Originally written by Erik Thomas
So here is the fifth album from The Locust / Cattle Decapitation drummer Dave Astor’s brutal death metal project, and he’s got yet another line up. This time vocalist Jon Huber (I Declare War) replaces Matti Way (Disgorge, Liturgy) and new guitarist Kevin Swartz joins the fold, and these additions seem to have given Pathology the injection they needed and an improved album over their Victory debut, Legacy of the Ancients.
While I still question the presence of Pathology (and Jungle Rot, for that matter) on Victory Records (even more so in light of the label’s wretched recent releases by the likes of The Bunny The Bear, Design the Skyline and Victorian Halls), but Pathology is making the most of it, and they deliver a pretty solid slab of knuckle-dragging Neanderthal, slammy brutality that makes no pretenses of being anything but.
First off, Huber’s vocals will deter or arouse most — he delivers a super-, super-low indecipherable grunt, gurgle and squeal that’s almost comical at times, if it weren’t for the chosen genre and the rest of the music’s considerable heft. But my guess is that fans of brutal death metal and slam death will be OK with this. Then the production of Daniel Castleman (Lambesis Studios) — more known for his metalcore and deathcore production (As I Lay Dying, War of Ages, Winds of Plague etc) — delivers a very impressive yet clean girth that’s not as muddy or messy as most brutal/slam death. Thusly the many, many rumbling grooves and moments of slammy heft are actually discernable and crystal clear.
And to top it off, as with Legacy of the Ancients, Pathology has a very sly sense of melody amid the rumbling, gurgling salvo of brutality. While most of the album effectively and efficiently blasts, slams and gurgles with the best of them (“Dissected by Righteousness”, “Hostility Towards Conformity”, “Emesis” etc), a few tracks like “Media Consumption”, “Prolonging the Suffering” ,“Humanity’s Cesspool” and “Opposing Globalization” throw in a slick solo or a melodic riff that, while sticking out in the style, is surprisingly competent and gives a little extra something to the brutality. And it’s no surprise that those tracks are the album’s best cuts.
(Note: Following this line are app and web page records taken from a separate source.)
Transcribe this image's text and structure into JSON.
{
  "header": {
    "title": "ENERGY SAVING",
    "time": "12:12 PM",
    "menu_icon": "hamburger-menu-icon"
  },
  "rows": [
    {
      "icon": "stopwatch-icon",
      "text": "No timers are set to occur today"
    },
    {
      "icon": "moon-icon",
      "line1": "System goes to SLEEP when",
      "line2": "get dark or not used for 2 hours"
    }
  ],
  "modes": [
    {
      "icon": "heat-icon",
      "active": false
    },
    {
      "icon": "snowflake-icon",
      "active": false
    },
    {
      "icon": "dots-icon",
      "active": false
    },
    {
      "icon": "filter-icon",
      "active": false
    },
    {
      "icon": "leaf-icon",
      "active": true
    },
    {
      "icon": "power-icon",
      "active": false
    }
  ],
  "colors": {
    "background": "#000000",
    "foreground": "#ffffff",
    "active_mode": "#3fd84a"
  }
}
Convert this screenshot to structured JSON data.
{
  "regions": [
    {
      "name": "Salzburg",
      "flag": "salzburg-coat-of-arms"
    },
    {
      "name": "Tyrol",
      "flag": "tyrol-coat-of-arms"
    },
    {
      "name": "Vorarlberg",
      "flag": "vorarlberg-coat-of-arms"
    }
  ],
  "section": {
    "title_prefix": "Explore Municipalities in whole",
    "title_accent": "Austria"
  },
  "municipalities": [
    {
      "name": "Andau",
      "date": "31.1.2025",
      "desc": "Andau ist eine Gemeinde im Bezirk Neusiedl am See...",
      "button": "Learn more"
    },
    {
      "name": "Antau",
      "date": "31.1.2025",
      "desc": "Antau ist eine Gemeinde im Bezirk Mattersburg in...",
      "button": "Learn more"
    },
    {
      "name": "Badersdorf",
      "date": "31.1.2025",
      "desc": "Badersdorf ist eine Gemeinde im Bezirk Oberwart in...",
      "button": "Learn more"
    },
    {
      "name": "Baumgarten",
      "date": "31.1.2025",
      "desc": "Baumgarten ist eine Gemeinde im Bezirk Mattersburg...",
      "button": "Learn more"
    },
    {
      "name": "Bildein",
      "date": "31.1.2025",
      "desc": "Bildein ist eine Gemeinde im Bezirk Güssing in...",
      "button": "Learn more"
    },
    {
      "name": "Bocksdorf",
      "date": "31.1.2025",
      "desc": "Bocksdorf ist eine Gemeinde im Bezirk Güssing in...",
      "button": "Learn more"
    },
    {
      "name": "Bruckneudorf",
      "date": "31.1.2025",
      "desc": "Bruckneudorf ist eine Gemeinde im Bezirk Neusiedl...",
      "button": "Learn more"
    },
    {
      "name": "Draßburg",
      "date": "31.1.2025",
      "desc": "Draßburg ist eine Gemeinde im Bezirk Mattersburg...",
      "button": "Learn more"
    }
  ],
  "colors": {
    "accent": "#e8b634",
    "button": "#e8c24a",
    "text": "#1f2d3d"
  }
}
Not quite the amicable brutal death metal that I labeled the last album, as Huber is downright sick, Pathology is a still a solid and surprisingly adept and enjoyable example of an otherwise rather boring two-trick genre.